Poster ID
Bloc 1

Optogenetic-mediated spatiotemporal control of α-synuclein aggregation mimics Lewy body formation and triggers neurodegeneration

BERARD MORGAN [1,2], Sheta Razan [1,2], Malvaut Sarah [3,4], Rodriguez-Aller Raquel [1,2,3], Teixeira Maxime [1,2], Idi Walid [1,2], Turmel Roxanne [1,2], Alpaugh Melanie [1,4], Dubois Marilyn [1,2], Dahmene Manel [1,2], Sales Charleen [3,4], Lamontagne-Proulx Jérôme [1,5], St-Pierre Marie-Kim[1,2,9], Tavassoly Omid [6], Luo Wen [6], Qazi Raza [7], Jeong Jae-Woong [7,8], M. Durcan Thomas [6], Vallières Luc [1,2,], Tremblay Marie-Eve [1,2,9], Soulet Denis [1,5], Lévesque Martin [3,4], Cicchetti Francesca [1,4],. Fon Edward A [6], Saghatelyan Armen [3,4], Oueslati Abid [1,2]


Affiliations :

[1.] CHU de Quebec Research Center, Axe Neurosciences. [2.] Department of Molecular Medicine, Faculty of Medicine, Université Laval, Quebec City, Canada. [3.] CERVO Brain Research Centre. [4.] Department of Psychiatry and Neurosciences, Faculty of Medicine, Université Laval, Quebec City. [5.] Faculty of Pharmacy, Université Laval, Quebec City, Canada. [6.] McGill Parkinson Program and Neurodegenerative Diseases Group, Montreal Neurological Institute, McGill University, Montreal, Canada. [7.] Department of Electrical, Computer, and Energy Engineering, University of Colorado, Boulder, CO 80309, USA. [8.] School of Electrical Engineering Korea Advanced Institute of Science and Technology, Daejeon, 34141, Republic of Korea. [9.] Division of Medical Sciences, University of Victoria, Victoria, Canada.

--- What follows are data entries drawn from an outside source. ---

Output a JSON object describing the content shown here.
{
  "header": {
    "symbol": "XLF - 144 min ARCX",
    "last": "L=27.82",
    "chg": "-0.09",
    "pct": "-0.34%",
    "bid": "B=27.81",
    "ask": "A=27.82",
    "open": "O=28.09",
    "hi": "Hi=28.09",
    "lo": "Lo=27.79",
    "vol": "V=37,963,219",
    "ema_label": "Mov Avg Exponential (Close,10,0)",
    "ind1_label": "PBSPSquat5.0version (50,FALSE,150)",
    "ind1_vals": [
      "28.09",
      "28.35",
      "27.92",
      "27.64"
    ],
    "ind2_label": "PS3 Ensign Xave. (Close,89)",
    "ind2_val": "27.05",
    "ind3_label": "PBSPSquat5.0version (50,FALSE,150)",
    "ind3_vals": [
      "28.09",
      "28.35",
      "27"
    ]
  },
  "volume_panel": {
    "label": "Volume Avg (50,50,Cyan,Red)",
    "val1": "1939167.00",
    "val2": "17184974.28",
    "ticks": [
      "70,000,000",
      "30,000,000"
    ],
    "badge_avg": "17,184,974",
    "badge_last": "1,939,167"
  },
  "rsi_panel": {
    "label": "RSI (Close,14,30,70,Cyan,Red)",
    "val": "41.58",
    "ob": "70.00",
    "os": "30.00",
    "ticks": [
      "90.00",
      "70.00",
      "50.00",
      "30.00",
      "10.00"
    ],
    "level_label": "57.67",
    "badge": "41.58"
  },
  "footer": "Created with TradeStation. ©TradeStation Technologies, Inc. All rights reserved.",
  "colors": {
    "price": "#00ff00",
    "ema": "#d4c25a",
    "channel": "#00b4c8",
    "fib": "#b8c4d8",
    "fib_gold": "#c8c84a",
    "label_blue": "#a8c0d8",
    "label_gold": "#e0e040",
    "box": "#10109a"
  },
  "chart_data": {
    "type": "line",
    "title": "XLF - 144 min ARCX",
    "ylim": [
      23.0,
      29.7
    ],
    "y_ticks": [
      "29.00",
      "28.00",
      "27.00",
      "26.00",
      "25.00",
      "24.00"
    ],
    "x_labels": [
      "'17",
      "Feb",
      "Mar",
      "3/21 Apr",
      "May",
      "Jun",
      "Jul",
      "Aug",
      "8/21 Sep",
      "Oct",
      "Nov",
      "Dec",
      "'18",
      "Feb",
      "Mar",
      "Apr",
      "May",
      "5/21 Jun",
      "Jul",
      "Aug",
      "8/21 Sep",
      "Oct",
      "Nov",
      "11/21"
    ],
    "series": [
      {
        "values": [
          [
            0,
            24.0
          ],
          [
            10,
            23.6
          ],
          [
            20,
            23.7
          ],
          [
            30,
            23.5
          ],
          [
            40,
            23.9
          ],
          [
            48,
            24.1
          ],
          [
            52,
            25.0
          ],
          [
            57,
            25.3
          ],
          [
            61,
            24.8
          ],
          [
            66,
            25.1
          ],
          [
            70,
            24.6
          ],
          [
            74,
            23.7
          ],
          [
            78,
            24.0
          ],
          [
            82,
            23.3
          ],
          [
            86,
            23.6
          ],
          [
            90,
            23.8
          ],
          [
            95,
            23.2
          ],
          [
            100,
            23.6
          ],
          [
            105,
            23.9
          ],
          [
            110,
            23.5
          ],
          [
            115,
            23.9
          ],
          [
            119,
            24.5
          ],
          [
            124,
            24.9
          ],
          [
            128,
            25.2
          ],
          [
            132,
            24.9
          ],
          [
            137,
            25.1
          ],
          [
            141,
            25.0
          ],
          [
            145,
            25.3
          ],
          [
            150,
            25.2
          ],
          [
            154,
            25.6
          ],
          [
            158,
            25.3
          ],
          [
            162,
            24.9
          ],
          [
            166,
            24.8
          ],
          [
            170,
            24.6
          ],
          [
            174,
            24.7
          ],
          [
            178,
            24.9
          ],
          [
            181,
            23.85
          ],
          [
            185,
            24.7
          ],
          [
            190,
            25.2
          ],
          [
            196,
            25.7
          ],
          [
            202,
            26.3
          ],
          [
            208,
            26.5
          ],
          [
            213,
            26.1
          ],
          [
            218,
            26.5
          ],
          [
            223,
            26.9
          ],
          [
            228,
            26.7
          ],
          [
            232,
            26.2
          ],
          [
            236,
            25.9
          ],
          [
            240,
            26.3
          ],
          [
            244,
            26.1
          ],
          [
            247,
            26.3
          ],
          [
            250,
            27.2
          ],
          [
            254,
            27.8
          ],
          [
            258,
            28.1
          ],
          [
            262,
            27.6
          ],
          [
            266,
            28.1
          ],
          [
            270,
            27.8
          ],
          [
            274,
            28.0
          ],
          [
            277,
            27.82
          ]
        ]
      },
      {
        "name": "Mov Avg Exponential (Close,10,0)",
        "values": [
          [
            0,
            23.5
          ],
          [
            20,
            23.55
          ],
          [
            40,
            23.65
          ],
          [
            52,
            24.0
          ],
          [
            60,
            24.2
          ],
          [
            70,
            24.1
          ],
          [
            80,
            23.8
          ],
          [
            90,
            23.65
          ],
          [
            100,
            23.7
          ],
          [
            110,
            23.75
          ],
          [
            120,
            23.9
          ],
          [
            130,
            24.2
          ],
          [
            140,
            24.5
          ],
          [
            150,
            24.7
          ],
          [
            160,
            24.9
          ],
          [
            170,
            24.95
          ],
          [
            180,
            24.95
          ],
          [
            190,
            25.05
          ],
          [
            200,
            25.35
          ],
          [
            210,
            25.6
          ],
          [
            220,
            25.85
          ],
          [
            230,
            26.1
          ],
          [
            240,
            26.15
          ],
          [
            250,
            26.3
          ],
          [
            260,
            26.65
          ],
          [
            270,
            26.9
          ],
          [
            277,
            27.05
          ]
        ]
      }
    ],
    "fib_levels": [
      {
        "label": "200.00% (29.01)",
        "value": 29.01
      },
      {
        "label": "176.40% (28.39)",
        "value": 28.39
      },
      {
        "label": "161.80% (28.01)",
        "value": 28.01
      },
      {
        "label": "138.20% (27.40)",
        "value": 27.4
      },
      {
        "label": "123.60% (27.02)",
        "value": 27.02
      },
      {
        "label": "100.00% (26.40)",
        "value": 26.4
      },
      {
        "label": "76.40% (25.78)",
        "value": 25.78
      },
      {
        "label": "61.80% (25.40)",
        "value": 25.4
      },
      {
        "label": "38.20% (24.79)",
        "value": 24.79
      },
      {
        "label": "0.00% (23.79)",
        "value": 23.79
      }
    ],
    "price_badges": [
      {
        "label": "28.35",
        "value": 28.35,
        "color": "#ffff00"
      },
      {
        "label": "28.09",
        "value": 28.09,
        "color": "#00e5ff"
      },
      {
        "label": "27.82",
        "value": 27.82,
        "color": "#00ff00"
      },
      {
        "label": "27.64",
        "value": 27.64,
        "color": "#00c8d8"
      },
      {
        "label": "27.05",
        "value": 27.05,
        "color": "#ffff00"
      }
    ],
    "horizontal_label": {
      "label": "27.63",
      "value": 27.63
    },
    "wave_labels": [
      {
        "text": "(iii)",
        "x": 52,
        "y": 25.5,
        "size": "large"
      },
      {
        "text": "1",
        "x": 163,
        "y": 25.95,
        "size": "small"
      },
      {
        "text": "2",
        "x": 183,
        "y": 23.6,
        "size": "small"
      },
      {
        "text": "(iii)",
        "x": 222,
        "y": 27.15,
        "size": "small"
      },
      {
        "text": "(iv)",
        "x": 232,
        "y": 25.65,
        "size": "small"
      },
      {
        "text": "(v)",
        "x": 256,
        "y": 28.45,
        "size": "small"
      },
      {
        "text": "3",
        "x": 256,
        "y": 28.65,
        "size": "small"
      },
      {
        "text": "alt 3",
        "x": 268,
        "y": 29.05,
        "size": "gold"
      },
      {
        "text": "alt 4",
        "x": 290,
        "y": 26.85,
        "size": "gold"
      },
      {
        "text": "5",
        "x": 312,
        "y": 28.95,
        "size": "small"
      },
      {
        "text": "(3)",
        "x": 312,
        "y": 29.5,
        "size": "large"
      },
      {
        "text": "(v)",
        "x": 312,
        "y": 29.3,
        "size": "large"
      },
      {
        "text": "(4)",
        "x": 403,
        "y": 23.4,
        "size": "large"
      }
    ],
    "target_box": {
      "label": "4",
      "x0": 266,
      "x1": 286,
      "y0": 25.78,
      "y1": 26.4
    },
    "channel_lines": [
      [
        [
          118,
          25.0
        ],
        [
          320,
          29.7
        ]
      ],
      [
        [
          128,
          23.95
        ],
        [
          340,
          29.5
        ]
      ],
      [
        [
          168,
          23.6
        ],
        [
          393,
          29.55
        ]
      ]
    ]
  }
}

α-synuclein (α-syn) aggregation into insoluble deposits, referred to as Lewy bodies (LBs) is the paramount pathological hallmark of Parkinson’s disease (PD) and related α-synucleinopathies. However, how these aggregates affect neuronal homeostasis leading to neurodegeneration remains elusive. This gap in knowledge is mainly due to the lack of proper cellular and animal models to undertake such investigations. AIMS: We have addressed this limitation by developing a light-inducible protein aggregation system (LIPA). This application is based on the use of a mutant form of the Arabidopsis thaliana photoreceptor cryptochrome 2 (CRY2), which when stimulated with blue light, mutant CRY2 undergoes rapid, reversible and robust protein clustering or aggregation. The use of this application allows for real-time induction of α-syn inclusions formation with remarkable spatial and temporal resolution in both cell culture and in vivo paradigms. METHODS: We used a gene therapy approach, based on the use of adeno-associated virus (AAV), to overexpress our LIPA system directly into the brains of naive mice. For the delivery of the blue light necessary for the induction of the aggregation and propagation of α-syn, we used implantable micro-devices developed by Amuza Inc. RESULTS: We report on the development of a light-inducible protein aggregation (LIPA) system that enables real-time induction of α-syn inclusion formation with remarkable spatial and temporal resolution in living cells. We demonstrate that LIPA-α-syn inclusions faithfully mimic key biochemical and ultrastructural features, as well as the seeding capacity of authentic LBs. In vivo, LIPA-α-syn aggregates compromised the nigrostriatal transmission, induced dopaminergic neuronal loss and PD-like behavioral impairment. CONCLUSION: Our system provides a novel, dependable and invaluable tool to generate, visualize and dissect the role of protein aggregates in PD and possibly other neurodegenerative disorders.